▸ MATERIAL FOR THIS TASK:
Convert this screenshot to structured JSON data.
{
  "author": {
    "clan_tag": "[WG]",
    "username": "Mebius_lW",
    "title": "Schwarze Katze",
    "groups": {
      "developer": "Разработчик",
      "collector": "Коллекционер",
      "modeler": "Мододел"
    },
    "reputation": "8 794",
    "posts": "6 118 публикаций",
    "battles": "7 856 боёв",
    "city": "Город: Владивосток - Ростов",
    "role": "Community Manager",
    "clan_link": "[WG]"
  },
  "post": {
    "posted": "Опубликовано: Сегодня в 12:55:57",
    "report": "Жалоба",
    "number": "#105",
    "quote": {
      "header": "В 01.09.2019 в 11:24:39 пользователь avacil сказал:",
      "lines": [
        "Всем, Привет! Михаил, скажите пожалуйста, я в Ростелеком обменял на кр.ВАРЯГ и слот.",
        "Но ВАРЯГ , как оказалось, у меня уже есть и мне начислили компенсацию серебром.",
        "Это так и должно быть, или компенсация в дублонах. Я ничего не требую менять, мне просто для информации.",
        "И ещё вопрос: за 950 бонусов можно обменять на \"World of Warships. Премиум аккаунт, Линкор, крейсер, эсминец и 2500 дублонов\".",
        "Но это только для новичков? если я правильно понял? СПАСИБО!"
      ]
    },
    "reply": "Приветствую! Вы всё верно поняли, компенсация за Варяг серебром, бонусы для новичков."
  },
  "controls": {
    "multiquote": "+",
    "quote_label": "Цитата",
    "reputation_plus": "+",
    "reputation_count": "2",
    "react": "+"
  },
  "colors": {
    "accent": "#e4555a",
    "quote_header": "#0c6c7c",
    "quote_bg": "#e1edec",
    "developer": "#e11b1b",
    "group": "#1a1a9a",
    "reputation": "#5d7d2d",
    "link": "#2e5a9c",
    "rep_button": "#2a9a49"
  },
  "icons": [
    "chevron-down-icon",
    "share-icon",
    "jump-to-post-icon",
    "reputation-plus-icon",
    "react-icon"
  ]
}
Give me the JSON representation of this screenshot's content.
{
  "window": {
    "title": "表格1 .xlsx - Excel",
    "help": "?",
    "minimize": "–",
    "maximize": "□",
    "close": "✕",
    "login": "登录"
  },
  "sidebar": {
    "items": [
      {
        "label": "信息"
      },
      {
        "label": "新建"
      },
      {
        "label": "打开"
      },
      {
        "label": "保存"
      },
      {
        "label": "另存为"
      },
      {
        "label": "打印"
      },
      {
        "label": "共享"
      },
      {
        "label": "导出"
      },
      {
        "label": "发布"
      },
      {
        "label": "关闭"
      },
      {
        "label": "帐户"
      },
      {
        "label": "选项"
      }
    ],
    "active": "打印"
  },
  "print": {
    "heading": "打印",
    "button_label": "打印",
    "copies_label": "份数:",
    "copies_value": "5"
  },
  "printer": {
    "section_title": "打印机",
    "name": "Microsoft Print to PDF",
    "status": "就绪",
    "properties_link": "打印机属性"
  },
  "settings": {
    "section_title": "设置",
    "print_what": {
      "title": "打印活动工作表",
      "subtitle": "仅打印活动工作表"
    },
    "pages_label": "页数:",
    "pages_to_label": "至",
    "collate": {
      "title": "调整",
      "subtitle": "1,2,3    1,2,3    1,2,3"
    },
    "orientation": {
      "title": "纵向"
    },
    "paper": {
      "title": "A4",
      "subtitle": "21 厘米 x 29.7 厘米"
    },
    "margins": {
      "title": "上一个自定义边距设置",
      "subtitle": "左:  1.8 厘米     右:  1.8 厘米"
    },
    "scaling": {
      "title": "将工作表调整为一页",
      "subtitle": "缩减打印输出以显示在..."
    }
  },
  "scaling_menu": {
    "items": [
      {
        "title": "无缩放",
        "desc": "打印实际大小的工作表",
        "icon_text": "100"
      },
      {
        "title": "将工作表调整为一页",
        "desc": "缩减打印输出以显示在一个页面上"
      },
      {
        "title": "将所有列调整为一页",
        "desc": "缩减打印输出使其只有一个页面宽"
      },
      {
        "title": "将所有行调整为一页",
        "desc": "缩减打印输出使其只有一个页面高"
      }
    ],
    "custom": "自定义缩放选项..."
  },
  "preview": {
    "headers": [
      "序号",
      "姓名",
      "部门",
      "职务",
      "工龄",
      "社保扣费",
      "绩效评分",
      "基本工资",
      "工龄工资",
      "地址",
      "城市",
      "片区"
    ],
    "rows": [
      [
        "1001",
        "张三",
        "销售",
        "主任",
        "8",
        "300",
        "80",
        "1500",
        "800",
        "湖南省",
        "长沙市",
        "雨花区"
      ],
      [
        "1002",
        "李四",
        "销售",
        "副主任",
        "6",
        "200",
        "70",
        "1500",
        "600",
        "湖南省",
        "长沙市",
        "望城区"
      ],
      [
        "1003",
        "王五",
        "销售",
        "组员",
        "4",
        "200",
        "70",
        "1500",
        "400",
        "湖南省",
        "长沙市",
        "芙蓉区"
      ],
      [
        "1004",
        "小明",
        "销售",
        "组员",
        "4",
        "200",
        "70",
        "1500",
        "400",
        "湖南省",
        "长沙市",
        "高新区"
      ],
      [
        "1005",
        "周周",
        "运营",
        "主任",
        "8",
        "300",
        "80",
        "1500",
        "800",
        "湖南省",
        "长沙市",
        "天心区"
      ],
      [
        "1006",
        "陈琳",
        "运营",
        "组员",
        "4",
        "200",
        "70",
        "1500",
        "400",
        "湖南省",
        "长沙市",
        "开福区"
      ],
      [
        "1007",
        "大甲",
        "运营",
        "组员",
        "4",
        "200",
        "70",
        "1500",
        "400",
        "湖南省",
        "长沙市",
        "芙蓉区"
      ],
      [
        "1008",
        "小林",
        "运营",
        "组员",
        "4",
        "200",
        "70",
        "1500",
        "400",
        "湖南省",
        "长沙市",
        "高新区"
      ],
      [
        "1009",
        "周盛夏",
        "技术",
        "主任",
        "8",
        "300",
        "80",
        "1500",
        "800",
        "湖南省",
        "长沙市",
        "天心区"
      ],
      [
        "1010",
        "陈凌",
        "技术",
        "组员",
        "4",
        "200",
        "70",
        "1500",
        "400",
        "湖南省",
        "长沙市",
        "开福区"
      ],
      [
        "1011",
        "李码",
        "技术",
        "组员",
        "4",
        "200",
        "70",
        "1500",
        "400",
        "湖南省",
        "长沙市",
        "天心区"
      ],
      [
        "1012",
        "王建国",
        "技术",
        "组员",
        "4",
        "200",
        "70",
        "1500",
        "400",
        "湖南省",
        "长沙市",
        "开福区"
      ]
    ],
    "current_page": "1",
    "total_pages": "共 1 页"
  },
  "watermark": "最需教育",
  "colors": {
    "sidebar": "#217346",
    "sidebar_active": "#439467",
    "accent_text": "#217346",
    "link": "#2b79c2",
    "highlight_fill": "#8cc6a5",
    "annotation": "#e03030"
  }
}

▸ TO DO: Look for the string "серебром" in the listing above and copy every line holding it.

▸ RESPONSE FOR THIS EXERCISE:
        "Но ВАРЯГ , как оказалось, у меня уже есть и мне начислили компенсацию серебром.",
    "reply": "Приветствую! Вы всё верно поняли, компенсация за Варяг серебром, бонусы для новичков."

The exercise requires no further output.